If a child looses a baby tooth too early, a space maintainer is sometimes recommended to hold the space open for the permanent tooth to come in. Once the permanent tooth begins to erupt, we will remove the space maintainer. Without a space maintainer, the remaining teeth can move and take the position of the lost baby tooth. When the permanent teeth come in, they are crowded and may be crooked. Space maintainers are made of metal or plastic and are custom fit to your child's mouth.
Sometimes children can have painful inflammation or infection of the dental nerve and pulp, or inner core, of the tooth due to decay or injury. To maintain the vitality of the affected tooth, we will perform a pulpotomy or a pulpectomy. In a pulpotomy the diseased pulp tissue is removed then an antibacterial medicine is placed in the remaining nerve and a crown is placed to seal the tooth. In a pulpectomy, the diseased pulp tissue is completely removed from the crown and the root of the tooth. The canals are cleaned, disinfected and filled with resorbable materials in the case of a baby tooth or a non-resorbable material for a permanent tooth. A crown is placed to protect the tooth from fracturing and from oral bacteria affecting the treating nerve.
Some children and adolescents require help to handle their anxiety with dental procedures. We have utilized oral valium with our patients over the years. The concentration and amount of valium administered does not render your child into a state of sedation, but rather into a lower state of anxiety.
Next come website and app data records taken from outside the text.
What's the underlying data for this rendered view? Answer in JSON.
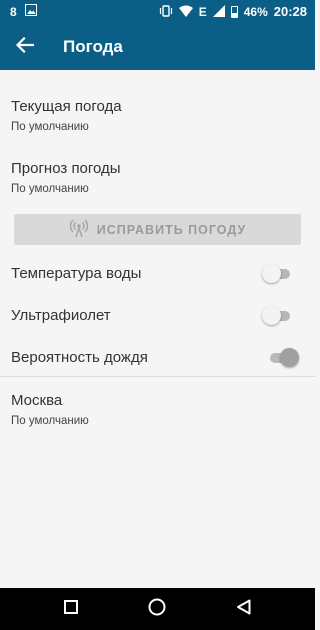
{
  "status_bar": {
    "left_number": "8",
    "signal_letter": "E",
    "battery_percent": "46%",
    "time": "20:28"
  },
  "app_bar": {
    "title": "Погода"
  },
  "prefs": {
    "current_weather": {
      "title": "Текущая погода",
      "summary": "По умолчанию"
    },
    "forecast": {
      "title": "Прогноз погоды",
      "summary": "По умолчанию"
    },
    "fix_button": {
      "label": "ИСПРАВИТЬ ПОГОДУ"
    },
    "water_temp": {
      "title": "Температура воды",
      "enabled": false
    },
    "ultraviolet": {
      "title": "Ультрафиолет",
      "enabled": false
    },
    "rain_probability": {
      "title": "Вероятность дождя",
      "enabled": true
    },
    "city": {
      "title": "Москва",
      "summary": "По умолчанию"
    }
  },
  "colors": {
    "primary": "#0b5f86",
    "background": "#f5f5f5",
    "button_disabled": "#d9d9d9"
  },
  "icons": [
    "arrow-back-icon",
    "antenna-icon",
    "square-recents-icon",
    "circle-home-icon",
    "triangle-back-icon"
  ]
}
It will not take away all anxiety but may place your child into a more comfortable state of mind to cooperate and be accepting of a procedure.